It is really important that you don’t punish your dog. If you do this after discovering a hole which they are no longer digging they won’t understand why they are being punished anyway. If your dog is digging because they are anxious or fearful then punishing them will only serve to heighten their anxieties. It is better to come up with management strategies, redirection techniques and rewarding them for offering alternative behaviours.
Don’t use dangerous deterrents to try to stop your dog from digging
Some people swear by using products that will deter your dog from digging. They may sprinkle cayenne pepper or vinegar in the digging areas or something similar. We don’t normally recommend this as they will usually just seek out an alternative spot but if you are trying this make sure that whatever you are using as a deterrent is something that is safe for your dog. If the deterrent is really extreme it could injure your dog or give them a negative association with the garden space.
Don’t leave your dog unsupervised for long periods of time on their own in the garden
It may seem obvious but the easiest way to minimise any out of control digging is to ensure you don’t leave your dog in the garden for long periods unsupervised. Apart from anything else, leaving them outside for long periods can result in boredom, nuisance barking, potential escape instances or the risk of overheating if the weather gets too hot.
Tying them up
This will not resolve the problem as you are not offering them a suitable alternative outlet and you are not addressing why they are digging in the first place. They can often still dig anyway. We never recommend tying a dog up unsupervised anyway as it can be too easy for them to get tangled, frustrated, stressed or injured.
We are not a fan of the poop deterrent technique

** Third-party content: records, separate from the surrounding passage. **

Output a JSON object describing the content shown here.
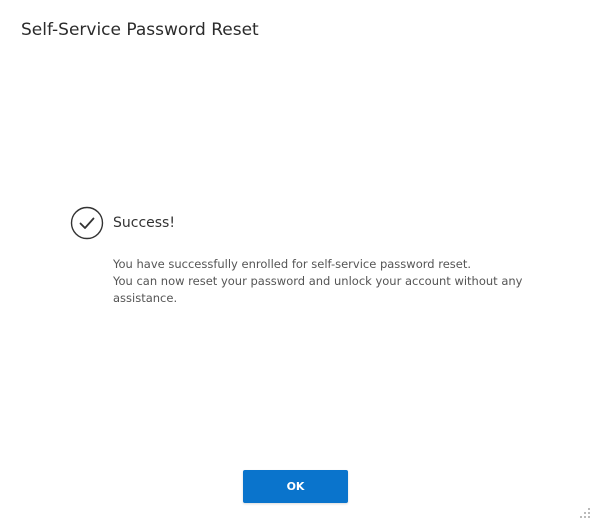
{
  "dialog": {
    "title": "Self-Service Password Reset"
  },
  "success": {
    "icon": "checkmark-circle-icon",
    "heading": "Success!",
    "message_line1": "You have successfully enrolled for self-service password reset.",
    "message_line2": "You can now reset your password and unlock your account without any assistance."
  },
  "footer": {
    "ok_label": "OK"
  },
  "colors": {
    "accent": "#0a74cc",
    "text": "#333333",
    "muted_text": "#555555",
    "background": "#ffffff"
  },
  "icons": {
    "resize_grip": "resize-grip-icon"
  }
}
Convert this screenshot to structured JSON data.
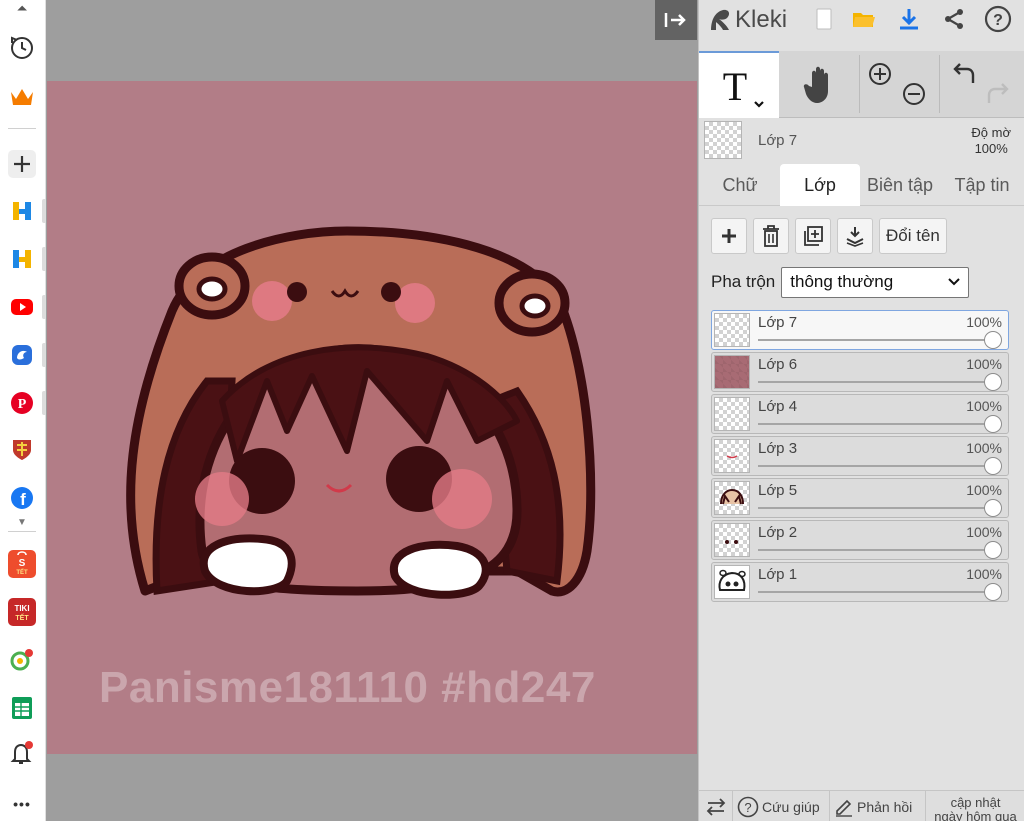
{
  "browser_sidebar": {
    "items": [
      {
        "name": "history-icon"
      },
      {
        "name": "crown-icon",
        "color": "#f57c00"
      },
      {
        "name": "add-icon"
      },
      {
        "name": "h-app-icon",
        "label": "H",
        "color": "#f4b400"
      },
      {
        "name": "h-app-icon-2",
        "label": "H",
        "color": "#1a73e8"
      },
      {
        "name": "youtube-icon",
        "color": "#ff0000"
      },
      {
        "name": "messenger-icon",
        "color": "#1877f2"
      },
      {
        "name": "pinterest-icon",
        "label": "P",
        "color": "#e60023"
      },
      {
        "name": "shield-app-icon",
        "color": "#c0392b"
      },
      {
        "name": "facebook-icon",
        "label": "f",
        "color": "#1877f2"
      },
      {
        "name": "shopee-icon",
        "label": "TẾT",
        "color": "#ee4d2d"
      },
      {
        "name": "tiki-icon",
        "label": "TIKI",
        "color": "#d32f2f"
      },
      {
        "name": "pin-app-icon",
        "color": "#4caf50"
      },
      {
        "name": "sheets-icon",
        "color": "#0f9d58"
      },
      {
        "name": "bell-icon"
      },
      {
        "name": "more-icon",
        "label": "•••"
      }
    ]
  },
  "canvas": {
    "watermark": "Panisme181110 #hd247",
    "background": "#b27d87"
  },
  "panel": {
    "app_name": "Kleki",
    "tabs": [
      "Chữ",
      "Lớp",
      "Biên tập",
      "Tập tin"
    ],
    "active_tab": "Lớp",
    "current_layer": "Lớp 7",
    "opacity_label": "Độ mờ",
    "opacity_value": "100%",
    "actions": {
      "rename": "Đổi tên"
    },
    "blend": {
      "label": "Pha trộn",
      "value": "thông thường"
    },
    "layers": [
      {
        "name": "Lớp 7",
        "opacity": "100%",
        "selected": true
      },
      {
        "name": "Lớp 6",
        "opacity": "100%",
        "selected": false
      },
      {
        "name": "Lớp 4",
        "opacity": "100%",
        "selected": false
      },
      {
        "name": "Lớp 3",
        "opacity": "100%",
        "selected": false
      },
      {
        "name": "Lớp 5",
        "opacity": "100%",
        "selected": false
      },
      {
        "name": "Lớp 2",
        "opacity": "100%",
        "selected": false
      },
      {
        "name": "Lớp 1",
        "opacity": "100%",
        "selected": false
      }
    ],
    "bottom": {
      "help": "Cứu giúp",
      "feedback": "Phản hồi",
      "update_line1": "cập nhật",
      "update_line2": "ngày hôm qua"
    }
  },
  "colors": {
    "accent": "#1a73e8",
    "folder": "#f4b400",
    "panel_bg": "#e1e1e1"
  }
}
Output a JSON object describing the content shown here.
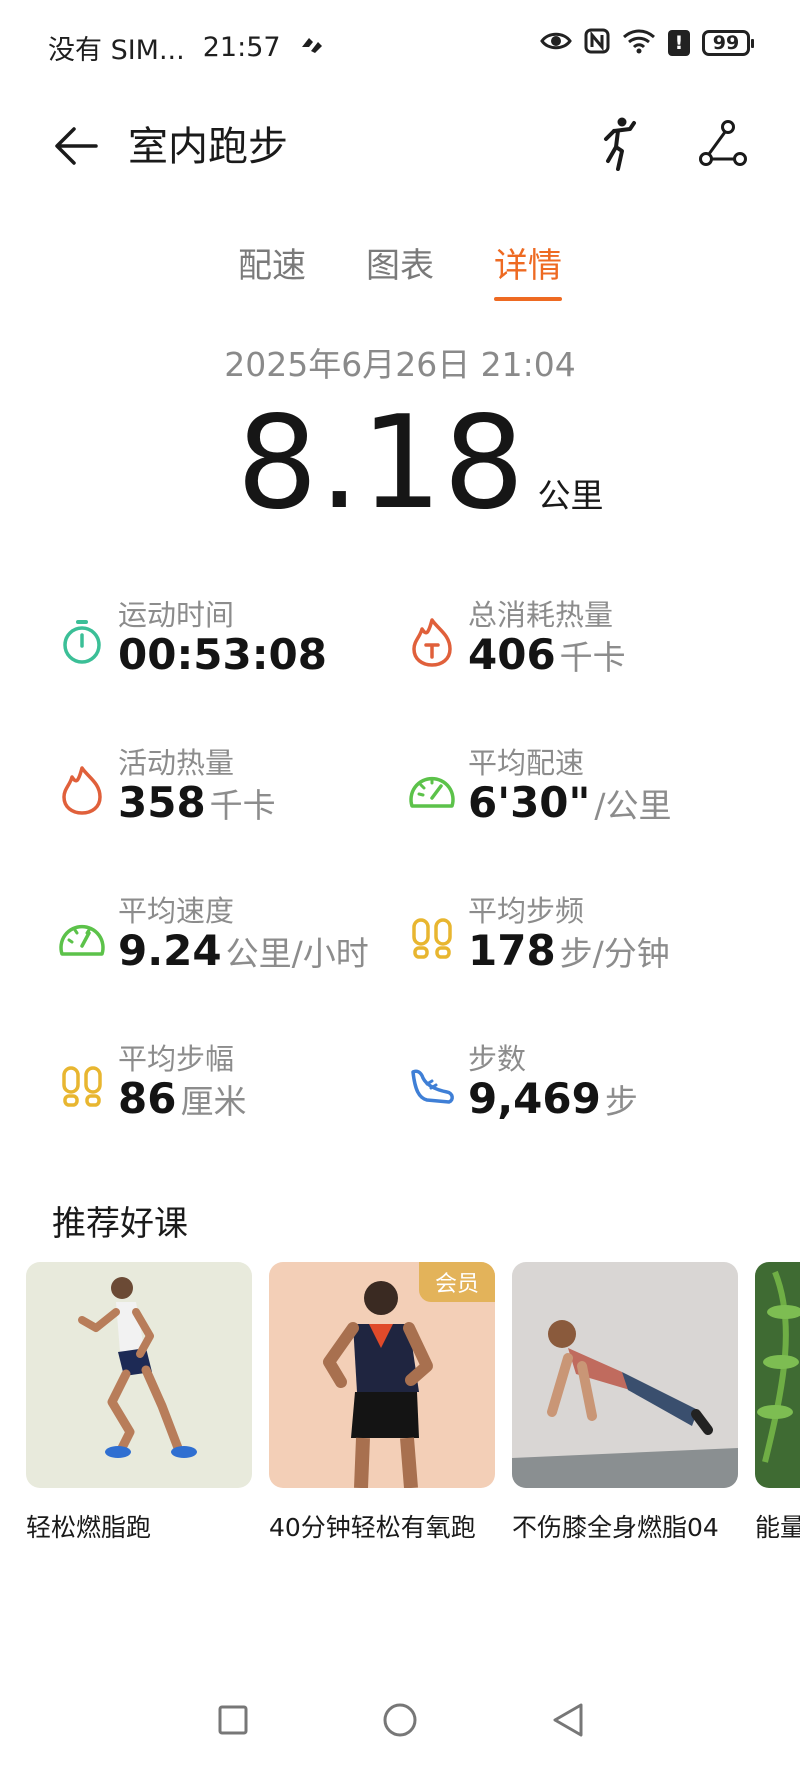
{
  "status_bar": {
    "carrier": "没有 SIM...",
    "time": "21:57",
    "battery": "99",
    "icons": [
      "eye-icon",
      "nfc-icon",
      "wifi-icon",
      "alert-icon",
      "battery-icon"
    ]
  },
  "header": {
    "title": "室内跑步",
    "icons": [
      "back-arrow-icon",
      "running-figure-icon",
      "share-icon"
    ]
  },
  "tabs": [
    {
      "label": "配速",
      "active": false
    },
    {
      "label": "图表",
      "active": false
    },
    {
      "label": "详情",
      "active": true
    }
  ],
  "summary": {
    "datetime": "2025年6月26日 21:04",
    "distance": "8.18",
    "distance_unit": "公里"
  },
  "stats": [
    {
      "label": "运动时间",
      "value": "00:53:08",
      "unit": "",
      "icon": "stopwatch-icon",
      "color": "#3bbf97"
    },
    {
      "label": "总消耗热量",
      "value": "406",
      "unit": "千卡",
      "icon": "flame-total-icon",
      "color": "#e0603b"
    },
    {
      "label": "活动热量",
      "value": "358",
      "unit": "千卡",
      "icon": "flame-icon",
      "color": "#e0603b"
    },
    {
      "label": "平均配速",
      "value": "6'30\"",
      "unit": "/公里",
      "icon": "pace-gauge-icon",
      "color": "#5cc24a"
    },
    {
      "label": "平均速度",
      "value": "9.24",
      "unit": "公里/小时",
      "icon": "speedometer-icon",
      "color": "#5cc24a"
    },
    {
      "label": "平均步频",
      "value": "178",
      "unit": "步/分钟",
      "icon": "footprints-icon",
      "color": "#e8b630"
    },
    {
      "label": "平均步幅",
      "value": "86",
      "unit": "厘米",
      "icon": "footprints-icon",
      "color": "#e8b630"
    },
    {
      "label": "步数",
      "value": "9,469",
      "unit": "步",
      "icon": "shoe-icon",
      "color": "#3f7fd6"
    }
  ],
  "recommend": {
    "title": "推荐好课",
    "courses": [
      {
        "name": "轻松燃脂跑",
        "badge": "",
        "bg": "#e8eadc"
      },
      {
        "name": "40分钟轻松有氧跑",
        "badge": "会员",
        "bg": "#f3cfb7"
      },
      {
        "name": "不伤膝全身燃脂04",
        "badge": "",
        "bg": "#d9d6d4"
      },
      {
        "name": "能量",
        "badge": "",
        "bg": "#3f6b33"
      }
    ]
  },
  "navbar": {
    "icons": [
      "recent-apps-icon",
      "home-icon",
      "back-icon"
    ]
  }
}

We have heard some people recommending filling the hole with the dog’s own faeces as a deterrent. Whilst this may work for some dogs, it is not particularly pleasant having to try to do this (that is an awful lot of poop that needs to be collected), your dog may just move to another spot, if the dog does decide to go back to that spot it is going to be a messy clean up job and some dog’s actually like their own poop so you could potentially be making it an even more rewarding task for them!
Jen Jones is a professional dog trainer and behavior specialist with more than 25 years of experience. As the founder of ‘Your Dog Advisor’ and the ‘Canine Connection’ rehabilitation center, she applies a holistic, empathetic approach, aiming to address root causes rather than merely treating symptoms.
Well known for her intuitive and compassionate approach, Jen adopts scientifically-proven, reward-based methods, encouraging positive reinforcement over punishment. Jen specializes in obedience training, behavior modification, and puppy socialization. Her innovative methods, particularly in addressing anxiety and aggression issues, have been widely recognized. Jen has worked with many of the world’s leading dog behaviorists and in her free time volunteers with local animal shelters and rescue groups.